Task prompt: Go through the records line by line and work out how many lines hold the word "icon". Answer with the number only.

*-*-*

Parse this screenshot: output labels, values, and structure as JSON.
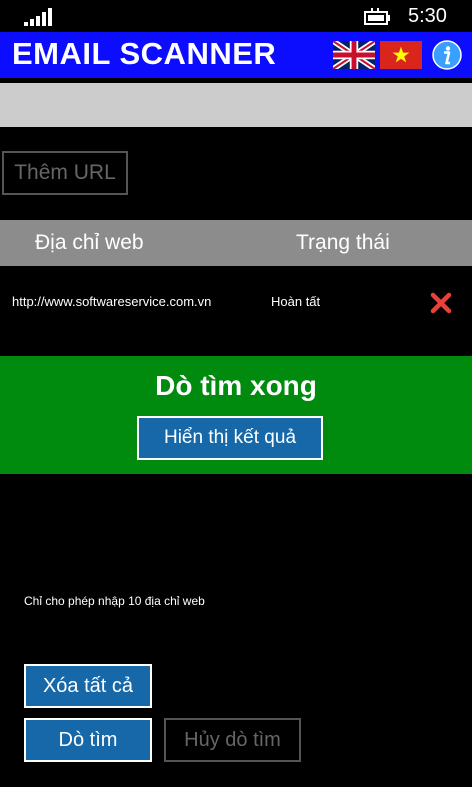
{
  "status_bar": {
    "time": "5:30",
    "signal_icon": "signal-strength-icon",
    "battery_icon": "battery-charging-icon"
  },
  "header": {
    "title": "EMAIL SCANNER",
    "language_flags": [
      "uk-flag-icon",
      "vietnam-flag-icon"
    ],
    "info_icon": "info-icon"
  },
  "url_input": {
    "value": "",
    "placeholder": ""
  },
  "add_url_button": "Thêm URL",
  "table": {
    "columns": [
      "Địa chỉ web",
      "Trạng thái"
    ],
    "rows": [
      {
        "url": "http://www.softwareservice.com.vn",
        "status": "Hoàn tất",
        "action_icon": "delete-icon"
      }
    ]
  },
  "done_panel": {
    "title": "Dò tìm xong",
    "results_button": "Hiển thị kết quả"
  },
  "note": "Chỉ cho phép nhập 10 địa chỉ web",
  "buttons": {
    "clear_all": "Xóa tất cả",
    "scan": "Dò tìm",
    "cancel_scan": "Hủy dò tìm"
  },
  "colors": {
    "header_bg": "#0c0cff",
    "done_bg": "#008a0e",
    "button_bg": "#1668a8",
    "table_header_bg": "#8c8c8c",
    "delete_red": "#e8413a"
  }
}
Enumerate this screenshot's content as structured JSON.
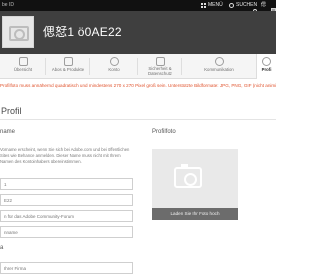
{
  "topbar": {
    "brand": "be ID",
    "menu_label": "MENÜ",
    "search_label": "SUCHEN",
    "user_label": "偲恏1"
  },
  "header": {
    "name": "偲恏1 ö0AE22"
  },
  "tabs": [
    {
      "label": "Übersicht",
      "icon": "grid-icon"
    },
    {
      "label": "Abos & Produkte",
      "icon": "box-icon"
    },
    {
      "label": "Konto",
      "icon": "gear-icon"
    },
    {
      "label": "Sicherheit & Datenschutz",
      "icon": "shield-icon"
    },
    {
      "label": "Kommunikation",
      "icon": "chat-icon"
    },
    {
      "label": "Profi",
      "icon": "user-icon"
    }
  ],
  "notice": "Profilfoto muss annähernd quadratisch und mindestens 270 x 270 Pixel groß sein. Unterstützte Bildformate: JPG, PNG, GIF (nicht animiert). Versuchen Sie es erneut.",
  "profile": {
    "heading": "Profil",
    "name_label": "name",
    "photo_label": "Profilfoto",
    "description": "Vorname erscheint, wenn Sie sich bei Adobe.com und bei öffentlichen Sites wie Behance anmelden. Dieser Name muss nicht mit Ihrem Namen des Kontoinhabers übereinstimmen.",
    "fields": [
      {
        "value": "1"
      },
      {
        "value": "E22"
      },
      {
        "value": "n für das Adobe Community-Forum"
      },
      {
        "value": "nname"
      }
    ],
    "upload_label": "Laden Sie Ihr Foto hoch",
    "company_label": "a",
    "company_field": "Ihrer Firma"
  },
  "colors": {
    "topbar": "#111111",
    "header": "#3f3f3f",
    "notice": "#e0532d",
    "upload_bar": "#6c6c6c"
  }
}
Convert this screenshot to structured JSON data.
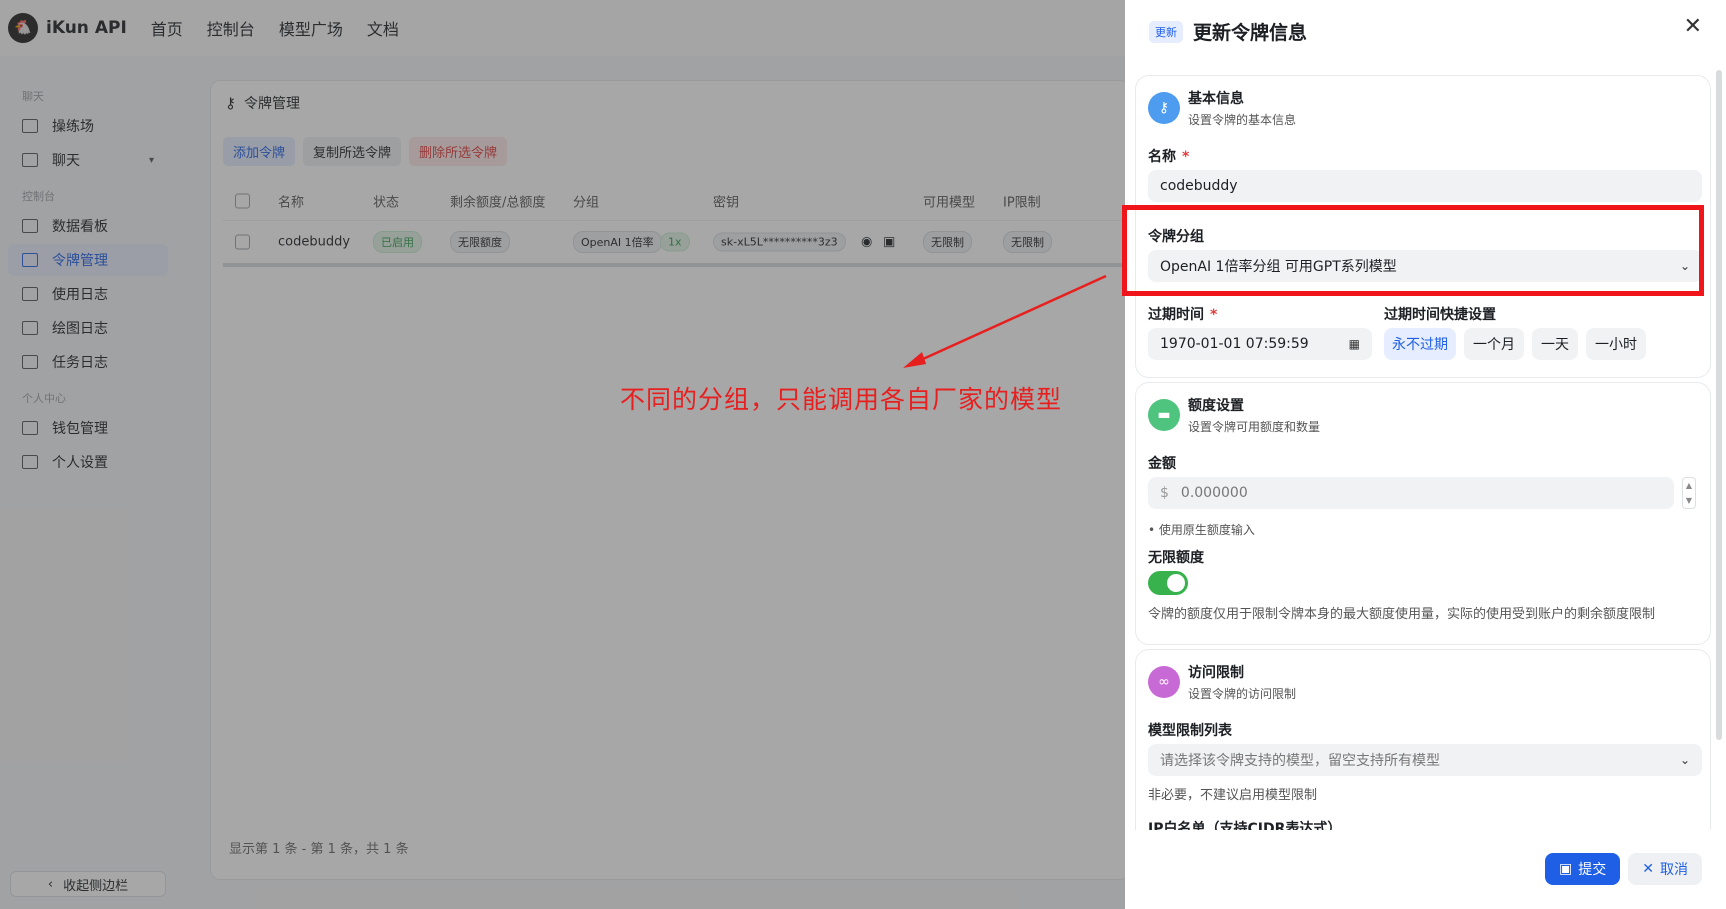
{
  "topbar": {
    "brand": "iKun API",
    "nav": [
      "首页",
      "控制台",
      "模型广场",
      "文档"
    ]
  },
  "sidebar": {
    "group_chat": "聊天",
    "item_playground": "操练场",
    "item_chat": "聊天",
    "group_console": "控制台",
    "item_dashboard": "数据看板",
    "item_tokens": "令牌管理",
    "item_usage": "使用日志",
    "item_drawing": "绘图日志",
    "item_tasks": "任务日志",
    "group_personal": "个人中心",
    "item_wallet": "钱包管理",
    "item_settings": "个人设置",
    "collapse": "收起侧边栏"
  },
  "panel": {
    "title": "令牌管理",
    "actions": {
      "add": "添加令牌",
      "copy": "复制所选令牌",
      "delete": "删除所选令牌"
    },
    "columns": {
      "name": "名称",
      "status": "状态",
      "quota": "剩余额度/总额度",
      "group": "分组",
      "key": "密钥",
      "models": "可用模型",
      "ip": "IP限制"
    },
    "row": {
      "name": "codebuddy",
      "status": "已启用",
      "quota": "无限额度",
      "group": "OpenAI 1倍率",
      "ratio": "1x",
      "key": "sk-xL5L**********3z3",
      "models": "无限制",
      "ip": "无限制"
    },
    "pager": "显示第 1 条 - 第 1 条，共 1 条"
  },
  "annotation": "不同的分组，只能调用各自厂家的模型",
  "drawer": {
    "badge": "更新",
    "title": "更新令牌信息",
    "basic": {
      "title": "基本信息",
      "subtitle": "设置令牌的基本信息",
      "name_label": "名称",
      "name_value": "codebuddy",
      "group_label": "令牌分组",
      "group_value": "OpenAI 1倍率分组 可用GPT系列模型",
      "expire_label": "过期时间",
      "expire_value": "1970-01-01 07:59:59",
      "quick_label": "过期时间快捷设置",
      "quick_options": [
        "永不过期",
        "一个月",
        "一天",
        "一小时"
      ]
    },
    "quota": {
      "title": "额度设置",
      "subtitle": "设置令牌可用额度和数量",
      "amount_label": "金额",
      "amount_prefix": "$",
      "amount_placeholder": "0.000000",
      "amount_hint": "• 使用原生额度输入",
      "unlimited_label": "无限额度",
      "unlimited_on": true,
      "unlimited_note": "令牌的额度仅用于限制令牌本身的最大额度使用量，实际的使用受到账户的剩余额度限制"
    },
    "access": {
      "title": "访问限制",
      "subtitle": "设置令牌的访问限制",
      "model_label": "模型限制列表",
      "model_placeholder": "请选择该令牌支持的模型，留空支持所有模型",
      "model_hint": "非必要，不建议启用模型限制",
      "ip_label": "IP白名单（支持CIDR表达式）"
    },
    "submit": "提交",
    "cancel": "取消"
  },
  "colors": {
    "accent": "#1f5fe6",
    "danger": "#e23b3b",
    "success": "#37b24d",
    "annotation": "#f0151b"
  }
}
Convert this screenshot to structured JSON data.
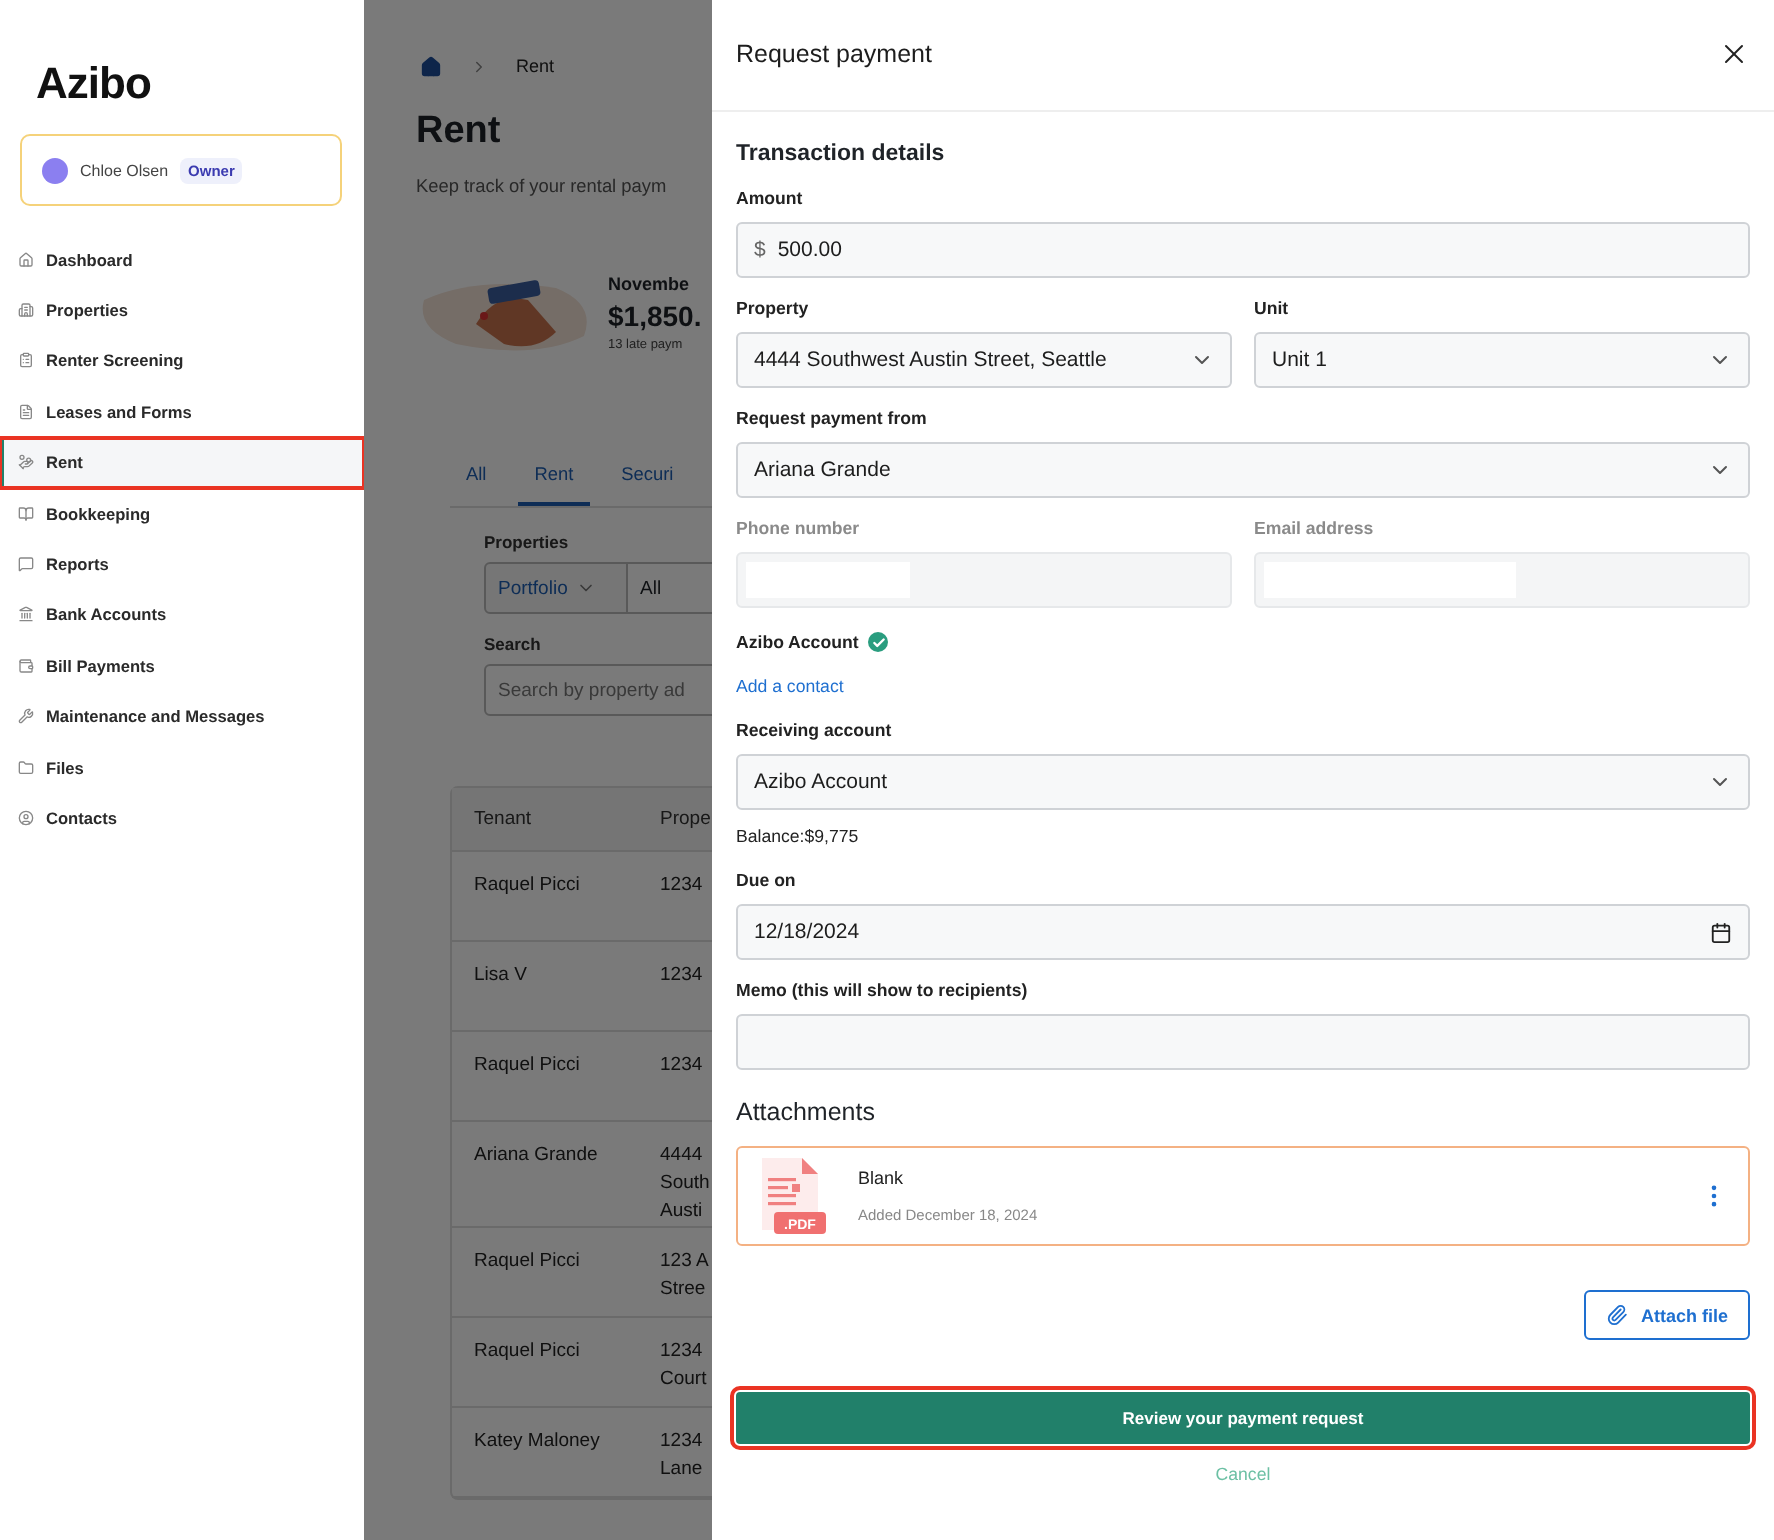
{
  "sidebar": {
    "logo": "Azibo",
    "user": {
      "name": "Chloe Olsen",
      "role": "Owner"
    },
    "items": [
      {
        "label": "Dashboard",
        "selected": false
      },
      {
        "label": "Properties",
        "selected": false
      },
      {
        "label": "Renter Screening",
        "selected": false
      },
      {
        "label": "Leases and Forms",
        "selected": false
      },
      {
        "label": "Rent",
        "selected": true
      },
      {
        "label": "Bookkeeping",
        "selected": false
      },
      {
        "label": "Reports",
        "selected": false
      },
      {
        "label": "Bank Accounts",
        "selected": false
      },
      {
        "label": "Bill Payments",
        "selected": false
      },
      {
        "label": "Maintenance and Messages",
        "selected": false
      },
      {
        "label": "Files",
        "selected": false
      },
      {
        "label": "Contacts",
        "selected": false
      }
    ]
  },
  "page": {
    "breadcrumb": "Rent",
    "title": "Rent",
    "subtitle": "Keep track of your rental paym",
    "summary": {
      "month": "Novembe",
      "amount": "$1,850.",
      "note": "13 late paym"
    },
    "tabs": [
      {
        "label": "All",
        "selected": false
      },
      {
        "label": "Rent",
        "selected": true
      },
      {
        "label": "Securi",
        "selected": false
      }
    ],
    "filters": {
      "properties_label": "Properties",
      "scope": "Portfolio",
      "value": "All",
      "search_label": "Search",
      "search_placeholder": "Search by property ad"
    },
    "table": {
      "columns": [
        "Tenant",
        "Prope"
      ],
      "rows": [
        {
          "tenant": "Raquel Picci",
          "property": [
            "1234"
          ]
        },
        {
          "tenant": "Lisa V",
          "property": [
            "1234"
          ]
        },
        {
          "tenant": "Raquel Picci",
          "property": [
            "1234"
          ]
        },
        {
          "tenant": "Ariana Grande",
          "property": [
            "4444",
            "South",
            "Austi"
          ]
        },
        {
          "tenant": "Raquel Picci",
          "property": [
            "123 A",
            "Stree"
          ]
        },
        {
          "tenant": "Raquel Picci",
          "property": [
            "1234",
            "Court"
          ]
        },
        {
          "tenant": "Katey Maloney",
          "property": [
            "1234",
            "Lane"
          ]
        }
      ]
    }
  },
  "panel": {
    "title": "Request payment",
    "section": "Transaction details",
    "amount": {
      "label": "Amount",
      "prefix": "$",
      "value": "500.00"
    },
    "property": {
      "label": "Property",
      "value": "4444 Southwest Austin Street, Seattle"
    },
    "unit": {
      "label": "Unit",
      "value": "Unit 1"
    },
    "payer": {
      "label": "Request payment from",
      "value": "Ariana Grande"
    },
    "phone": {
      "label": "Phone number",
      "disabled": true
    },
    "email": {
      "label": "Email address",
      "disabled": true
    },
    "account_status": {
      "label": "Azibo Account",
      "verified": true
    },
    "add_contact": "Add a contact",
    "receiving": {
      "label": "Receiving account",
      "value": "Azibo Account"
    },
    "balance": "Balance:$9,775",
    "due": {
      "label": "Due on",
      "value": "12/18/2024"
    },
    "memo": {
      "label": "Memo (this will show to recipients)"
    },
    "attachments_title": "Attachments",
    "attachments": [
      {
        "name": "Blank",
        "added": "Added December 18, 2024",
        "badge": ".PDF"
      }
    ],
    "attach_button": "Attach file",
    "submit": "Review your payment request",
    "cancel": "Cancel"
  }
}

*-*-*

Result: 12